QGroundControl is an open-source "ground control station" for uncrewed aerial vehicles. It's an all-in-one center for display of live-streaming inbound UDP video, attractive display of vehicle telemetry, and manual joystick remote control. It communicates with the vehicle controller using the open MAVLink protocol.
I <3 quaternions
I find MAVLink attractive for simple embedded systems since libraries for C are readily avaiable and easy to use on the microcontroller end. Though it's specialized for autonomous aerial vehicle control, QGroundControl has been adapted to a lot of other contexts, and seemed like a good option for a project I'm working on.
I got it working, but had a hard time finding clear documentation or a minimal example of the specific messages exchanged during a MAVLink "connection" between a vehicle and QGroundControl to connect if you aren't using a complicated autopilot framework. For many applications, one of the off-the-shelf autopilot solutions like Ardupilot or PX4 is an appropriate choice.

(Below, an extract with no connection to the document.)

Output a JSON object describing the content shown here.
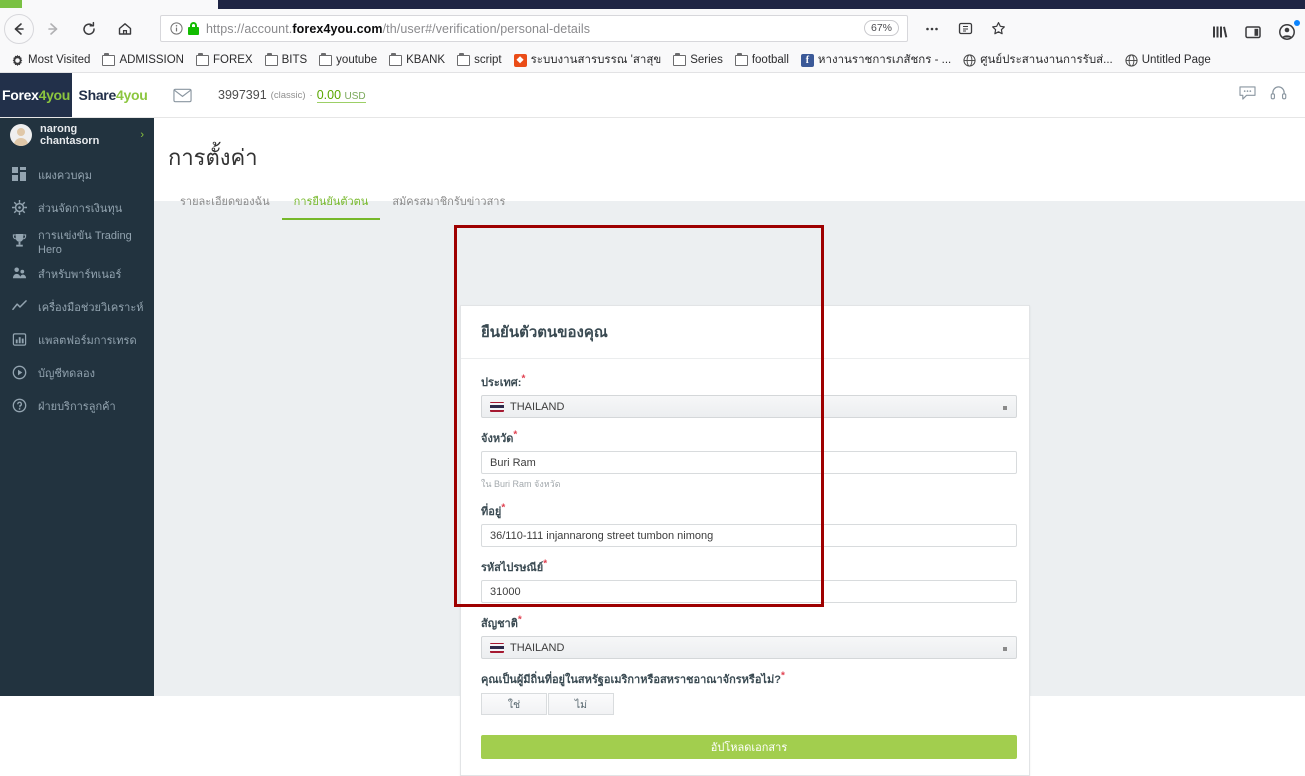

If you've already got significant firmware and software developed for your project, though, it can make a lot more sense to incorporate MAVLink into your system. So I decided to develop a simple standalone example of an Arduino sketch that will connect to QGroundControl:

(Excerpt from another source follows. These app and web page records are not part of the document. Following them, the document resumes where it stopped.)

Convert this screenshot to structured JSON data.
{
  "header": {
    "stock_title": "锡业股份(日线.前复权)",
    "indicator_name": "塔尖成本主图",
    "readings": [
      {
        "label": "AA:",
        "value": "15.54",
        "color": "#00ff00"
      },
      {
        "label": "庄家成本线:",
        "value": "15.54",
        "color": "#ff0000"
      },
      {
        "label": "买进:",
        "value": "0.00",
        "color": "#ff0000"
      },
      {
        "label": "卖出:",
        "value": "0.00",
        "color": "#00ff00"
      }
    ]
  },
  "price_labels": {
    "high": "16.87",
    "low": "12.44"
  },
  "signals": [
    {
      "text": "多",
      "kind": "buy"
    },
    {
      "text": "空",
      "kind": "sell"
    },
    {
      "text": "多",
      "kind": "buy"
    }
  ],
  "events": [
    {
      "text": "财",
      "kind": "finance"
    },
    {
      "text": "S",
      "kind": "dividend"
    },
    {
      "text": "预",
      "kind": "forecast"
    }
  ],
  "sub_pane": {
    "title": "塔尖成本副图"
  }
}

Once the connection is made, if virtual joysticks are enabled in QGroundControl or a physical game controller is connected, the embedded code will loop back the control messages. I wanted to provide an example that does not require any external hardware besides the target microcontroller, and the built-in virtual joysticks in QGC enable this. See the GitHub page for more detailed instructions about how to use the code.